Bankruptcy Law Questions? Ask a Bankruptcy Lawyer.
If your client's contract is with the the owner being foreclosed on, the contract is invalid in lieu of the sale as the current owner no longer has a right to the property once the sale begins.
Therefore, your client will be in the same position as any other bidder there. If the bidding begins at $3.15m and someone bids that amount or more, then he will have to offer more to compete. If no one bids that much, the lender will likely open the floor for a bid of a lesser amount.
Please let me know if you have any additional questions.
So long as he has approved financing up to a certain amount, and has a letter from the bank stating just that, he can get them a check by the end of the work day.
He doesn't have to deliver them a check the instant the bidding is closed.
In all of the areas I practice, that's the way these sales are conducted because no one knows the exact amount the sale will end on. Also, it is possible that your client won't win the auction - if that happens, you're left holding a handful of checks that aren't any good. This is a sloppy way of doing business and makes no sense.
If you have a letter from your client's bank that indicates he is covered up to $XXXXXX.00, the trustee will accept it and allow your client time to recover and tender a cashier's check to it within a reasonable time.
Another altertative is that your client's bank can issue him a blank check with a cap equal to the amount it is willing to loan him. If they'll do this, he can write them a check for whatever amount is bid. This will work too.
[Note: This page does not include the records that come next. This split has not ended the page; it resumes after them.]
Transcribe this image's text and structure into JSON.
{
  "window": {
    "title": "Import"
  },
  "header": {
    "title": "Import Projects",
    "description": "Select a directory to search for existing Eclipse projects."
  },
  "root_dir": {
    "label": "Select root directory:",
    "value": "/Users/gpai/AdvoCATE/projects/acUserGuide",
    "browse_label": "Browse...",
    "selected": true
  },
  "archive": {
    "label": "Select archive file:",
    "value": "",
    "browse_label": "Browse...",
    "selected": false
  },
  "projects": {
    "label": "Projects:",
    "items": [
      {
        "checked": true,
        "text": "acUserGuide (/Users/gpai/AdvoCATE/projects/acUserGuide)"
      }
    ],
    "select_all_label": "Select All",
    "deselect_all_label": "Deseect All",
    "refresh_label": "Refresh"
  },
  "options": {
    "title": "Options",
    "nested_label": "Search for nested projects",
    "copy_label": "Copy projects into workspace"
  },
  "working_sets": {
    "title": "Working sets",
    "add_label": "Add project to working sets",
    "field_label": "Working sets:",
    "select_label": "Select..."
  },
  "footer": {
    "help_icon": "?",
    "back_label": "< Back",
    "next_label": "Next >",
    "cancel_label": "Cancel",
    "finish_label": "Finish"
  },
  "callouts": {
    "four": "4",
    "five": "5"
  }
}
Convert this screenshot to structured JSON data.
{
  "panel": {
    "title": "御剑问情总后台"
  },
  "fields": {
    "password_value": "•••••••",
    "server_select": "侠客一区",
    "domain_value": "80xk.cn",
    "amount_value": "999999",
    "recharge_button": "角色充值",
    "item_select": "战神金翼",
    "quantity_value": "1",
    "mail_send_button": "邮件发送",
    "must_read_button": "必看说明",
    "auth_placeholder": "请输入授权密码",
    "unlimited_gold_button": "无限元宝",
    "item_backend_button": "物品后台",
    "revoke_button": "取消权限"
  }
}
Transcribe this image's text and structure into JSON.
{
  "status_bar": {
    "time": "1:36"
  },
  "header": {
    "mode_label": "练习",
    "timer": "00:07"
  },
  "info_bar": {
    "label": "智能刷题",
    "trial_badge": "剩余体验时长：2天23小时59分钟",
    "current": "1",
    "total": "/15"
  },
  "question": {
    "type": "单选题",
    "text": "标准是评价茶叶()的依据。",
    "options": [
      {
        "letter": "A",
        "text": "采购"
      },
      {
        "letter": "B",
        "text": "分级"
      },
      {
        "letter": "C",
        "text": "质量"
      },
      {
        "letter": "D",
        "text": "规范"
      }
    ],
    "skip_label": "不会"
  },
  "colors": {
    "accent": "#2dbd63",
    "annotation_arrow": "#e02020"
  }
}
I've foreclosed on thousands of homes for banks as the trustee, and I've always done them one of these two ways.